WHAT YOU NEED TO DO:
Scan the entries below and return each line that contains "content".

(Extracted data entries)
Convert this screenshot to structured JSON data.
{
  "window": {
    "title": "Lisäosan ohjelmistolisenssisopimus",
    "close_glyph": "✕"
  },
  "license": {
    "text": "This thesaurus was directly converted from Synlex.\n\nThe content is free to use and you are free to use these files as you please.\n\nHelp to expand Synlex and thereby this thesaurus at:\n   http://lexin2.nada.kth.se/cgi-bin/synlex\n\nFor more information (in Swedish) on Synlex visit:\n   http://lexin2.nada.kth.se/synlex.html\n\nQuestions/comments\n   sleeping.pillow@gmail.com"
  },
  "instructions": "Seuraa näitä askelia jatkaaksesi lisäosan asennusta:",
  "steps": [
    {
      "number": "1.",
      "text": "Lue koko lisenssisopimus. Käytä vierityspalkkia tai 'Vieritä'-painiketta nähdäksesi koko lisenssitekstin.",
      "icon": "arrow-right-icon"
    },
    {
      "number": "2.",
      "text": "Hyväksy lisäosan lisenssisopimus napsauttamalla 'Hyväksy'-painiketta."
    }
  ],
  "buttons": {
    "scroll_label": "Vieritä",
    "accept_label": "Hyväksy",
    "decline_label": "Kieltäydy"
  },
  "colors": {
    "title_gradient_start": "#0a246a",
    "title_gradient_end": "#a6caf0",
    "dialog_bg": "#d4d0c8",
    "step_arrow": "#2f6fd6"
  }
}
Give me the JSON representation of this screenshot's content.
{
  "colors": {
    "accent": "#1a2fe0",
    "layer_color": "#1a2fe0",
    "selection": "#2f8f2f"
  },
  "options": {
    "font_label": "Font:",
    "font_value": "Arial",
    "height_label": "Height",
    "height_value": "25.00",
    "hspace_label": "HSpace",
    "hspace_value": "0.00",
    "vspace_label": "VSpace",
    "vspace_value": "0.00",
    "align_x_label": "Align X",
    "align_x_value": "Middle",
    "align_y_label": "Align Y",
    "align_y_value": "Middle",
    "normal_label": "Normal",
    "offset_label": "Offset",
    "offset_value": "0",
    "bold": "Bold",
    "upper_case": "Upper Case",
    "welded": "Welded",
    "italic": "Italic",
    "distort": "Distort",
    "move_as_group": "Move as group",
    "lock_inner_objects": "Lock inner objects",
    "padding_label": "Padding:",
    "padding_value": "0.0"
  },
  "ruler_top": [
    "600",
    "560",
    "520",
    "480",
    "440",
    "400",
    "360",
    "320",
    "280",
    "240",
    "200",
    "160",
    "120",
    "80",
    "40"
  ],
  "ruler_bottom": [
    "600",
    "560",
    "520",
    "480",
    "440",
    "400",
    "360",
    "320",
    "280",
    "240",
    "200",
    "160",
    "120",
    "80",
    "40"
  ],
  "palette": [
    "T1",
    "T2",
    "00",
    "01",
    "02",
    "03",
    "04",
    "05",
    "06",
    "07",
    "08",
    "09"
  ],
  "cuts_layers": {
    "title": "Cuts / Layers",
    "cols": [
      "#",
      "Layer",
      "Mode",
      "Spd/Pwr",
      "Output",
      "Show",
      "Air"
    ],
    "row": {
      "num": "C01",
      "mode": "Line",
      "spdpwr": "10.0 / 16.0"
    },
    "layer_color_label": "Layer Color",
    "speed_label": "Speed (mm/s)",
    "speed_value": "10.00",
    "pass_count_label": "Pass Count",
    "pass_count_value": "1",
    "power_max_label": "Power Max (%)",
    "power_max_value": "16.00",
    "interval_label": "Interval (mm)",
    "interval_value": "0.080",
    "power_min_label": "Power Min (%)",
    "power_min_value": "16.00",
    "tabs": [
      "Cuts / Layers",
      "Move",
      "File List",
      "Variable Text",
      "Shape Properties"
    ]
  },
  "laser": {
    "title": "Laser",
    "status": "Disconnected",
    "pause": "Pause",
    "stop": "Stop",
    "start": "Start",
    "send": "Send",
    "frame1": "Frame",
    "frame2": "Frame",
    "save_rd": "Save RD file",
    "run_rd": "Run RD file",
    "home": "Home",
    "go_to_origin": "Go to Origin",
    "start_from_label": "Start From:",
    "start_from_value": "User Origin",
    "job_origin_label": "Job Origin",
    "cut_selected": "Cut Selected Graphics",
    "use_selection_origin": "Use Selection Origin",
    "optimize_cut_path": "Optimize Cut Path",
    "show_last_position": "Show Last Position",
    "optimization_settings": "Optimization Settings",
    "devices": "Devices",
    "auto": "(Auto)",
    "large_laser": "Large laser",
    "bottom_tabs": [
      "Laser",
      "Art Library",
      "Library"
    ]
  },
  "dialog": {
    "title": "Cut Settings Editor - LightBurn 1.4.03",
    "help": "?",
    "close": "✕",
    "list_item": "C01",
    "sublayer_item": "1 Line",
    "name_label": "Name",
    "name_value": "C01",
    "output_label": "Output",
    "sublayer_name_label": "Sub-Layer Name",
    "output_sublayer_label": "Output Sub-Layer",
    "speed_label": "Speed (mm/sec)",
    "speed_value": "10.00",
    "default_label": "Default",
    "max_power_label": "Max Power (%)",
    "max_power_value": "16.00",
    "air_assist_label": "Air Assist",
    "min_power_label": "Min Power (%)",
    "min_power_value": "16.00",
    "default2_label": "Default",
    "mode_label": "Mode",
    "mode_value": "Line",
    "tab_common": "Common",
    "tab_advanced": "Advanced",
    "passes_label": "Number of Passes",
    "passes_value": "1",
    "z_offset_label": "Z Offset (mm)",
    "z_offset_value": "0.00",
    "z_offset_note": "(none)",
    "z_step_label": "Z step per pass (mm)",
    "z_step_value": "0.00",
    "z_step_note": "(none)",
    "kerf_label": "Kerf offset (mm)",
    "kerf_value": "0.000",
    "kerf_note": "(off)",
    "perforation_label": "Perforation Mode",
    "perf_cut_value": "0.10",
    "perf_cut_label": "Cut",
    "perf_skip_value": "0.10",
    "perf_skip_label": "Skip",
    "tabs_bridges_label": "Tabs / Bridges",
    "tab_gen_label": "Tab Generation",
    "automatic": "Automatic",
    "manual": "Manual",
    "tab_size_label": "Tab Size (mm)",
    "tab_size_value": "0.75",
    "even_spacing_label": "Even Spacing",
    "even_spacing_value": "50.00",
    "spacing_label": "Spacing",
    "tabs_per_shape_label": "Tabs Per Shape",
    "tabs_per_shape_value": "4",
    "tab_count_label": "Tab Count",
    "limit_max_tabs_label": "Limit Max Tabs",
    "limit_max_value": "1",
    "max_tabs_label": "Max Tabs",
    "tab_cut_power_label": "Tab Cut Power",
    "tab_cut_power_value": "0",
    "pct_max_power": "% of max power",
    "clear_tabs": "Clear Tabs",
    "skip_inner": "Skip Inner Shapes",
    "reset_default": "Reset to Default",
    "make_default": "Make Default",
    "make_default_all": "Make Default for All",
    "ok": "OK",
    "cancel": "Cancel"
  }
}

ANSWER FOR THIS EXERCISE:
    "text": "This thesaurus was directly converted from Synlex.\n\nThe content is free to use and you are free to use these files as you please.\n\nHelp to expand Synlex and thereby this thesaurus at:\n   http://lexin2.nada.kth.se/cgi-bin/synlex\n\nFor more information (in Swedish) on Synlex visit:\n   http://lexin2.nada.kth.se/synlex.html\n\nQuestions/comments\n   sleeping.pillow@gmail.com"
Give me the JSON representation of this screenshot's content.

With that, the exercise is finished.